Commemorating the liberation from National Socialism and the end of the Second World War in Europe – a speech by Arik Brauer
"The 8th of May marks a turning point in the history of our country. On this day, the Second World War in Europe ended and with it, the Nazi reign of terror in Austria. It is a day of joy but also a day on which we must face our responsibilities," said Federal Chancellor Sebastian Kurz at the ceremony commemorating the liberation from National Socialism and the end of the Second World War in Europe.
Austria took a long time to critically examine its past, he said; Austrians were not just victims, but also perpetrators. Moreover, "100,000 Austrians were expelled, after having first been robbed, humiliated and mistreated in our country – only a very small number were brought back after the Second World War," continued the Federal Chancellor.

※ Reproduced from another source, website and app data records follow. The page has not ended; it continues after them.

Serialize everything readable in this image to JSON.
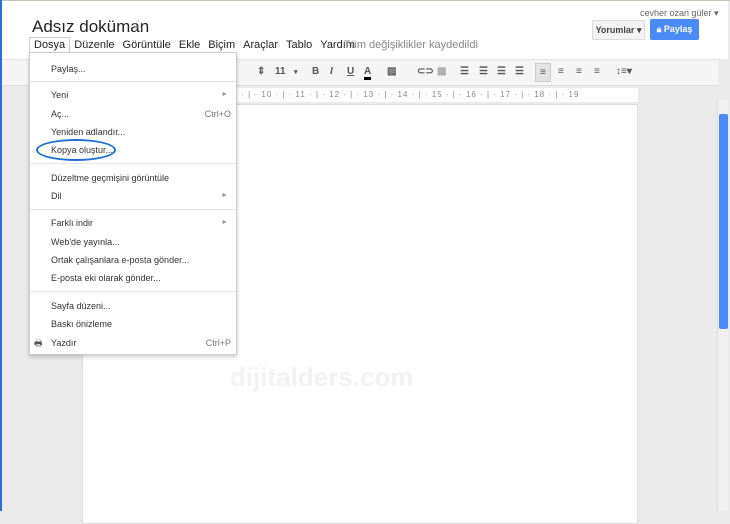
{
  "header": {
    "title": "Adsız doküman",
    "user": "cevher ozan güler ▾",
    "comments_button": "Yorumlar ▾",
    "share_button": "Paylaş",
    "saved_status": "Tüm değişiklikler kaydedildi"
  },
  "menubar": [
    "Dosya",
    "Düzenle",
    "Görüntüle",
    "Ekle",
    "Biçim",
    "Araçlar",
    "Tablo",
    "Yardım"
  ],
  "toolbar": {
    "font_size": "11",
    "bold": "B",
    "italic": "I",
    "underline": "U",
    "text_color": "A"
  },
  "ruler": "· 4 · | · 5 · | · 6 · | · 7 · | · 8 · | · 9 · | · 10 · | · 11 · | · 12 · | · 13 · | · 14 · | · 15 · | · 16 · | · 17 · | · 18 · | · 19",
  "file_menu": {
    "items": [
      {
        "label": "Paylaş..."
      },
      {
        "label": "Yeni",
        "submenu": true
      },
      {
        "label": "Aç...",
        "shortcut": "Ctrl+O"
      },
      {
        "label": "Yeniden adlandır..."
      },
      {
        "label": "Kopya oluştur...",
        "highlighted": true
      },
      {
        "label": "Düzeltme geçmişini görüntüle"
      },
      {
        "label": "Dil",
        "submenu": true
      },
      {
        "label": "Farklı indir",
        "submenu": true
      },
      {
        "label": "Web'de yayınla..."
      },
      {
        "label": "Ortak çalışanlara e-posta gönder..."
      },
      {
        "label": "E-posta eki olarak gönder..."
      },
      {
        "label": "Sayfa düzeni..."
      },
      {
        "label": "Baskı önizleme"
      },
      {
        "label": "Yazdır",
        "shortcut": "Ctrl+P",
        "icon": "printer-icon"
      }
    ]
  },
  "watermark": "dijitalders.com",
  "colors": {
    "accent": "#4a8af4",
    "highlight_ellipse": "#1e6fd9"
  }
}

Behind this shockingly high figure, however, lay the fates of 100,000 individuals, for instance that of Eric Kandel, who had to leave Vienna at the age of nine after the Nazis had seized power. Sebastian Kurz reminded the audience that Nobel Prize winner Kandel was recently awarded an honorary doctorate from the Medical University of Vienna and that Kandel "has found his peace with our country." Today, the young generation must above all be grateful to those who rebuilt Austria after the war, said the Federal Chancellor, "because the prosperity that we are able to experience today is built on the hard work of the post-World War II generation."
Since 1945, Austria has developed into a strong democracy that contributes a great deal to stability and balance in Europe, he continued. " Therefore, our task today, 73 years after the liberation of Austria, is to continuously develop our country and also Europe in this spirit so that peace, democracy and the rule of law are safeguarded on our continent for all time," said Federal Chancellor Sebastian Kurz.
The strong belief in Austria, in the emotional ties to one's home country and in autonomy has "nothing to do with nationalism but with identity, self-confidence and individual responsibility," said Vice-Chancellor Heinz-Christian Strache in his speech. "We have a responsibility to the victims of the Third Reich but also towards subsequent generations that nothing like this can ever take place in our history again. Antisemitism is a malevolent spirit that is not just present here and there in the population but that has also been imported. We all need to take action here," continued the Vice-Chancellor.
In his speech, Arik Brauer reminded the audience of how the tragedy of the Second World War unfolded and how to deal with guilt. "The loser was an ideology that had been inhumane and aggressive from the start. The winner was the universal need to live in peace. Democracy won out over dictatorship," concluded Brauer.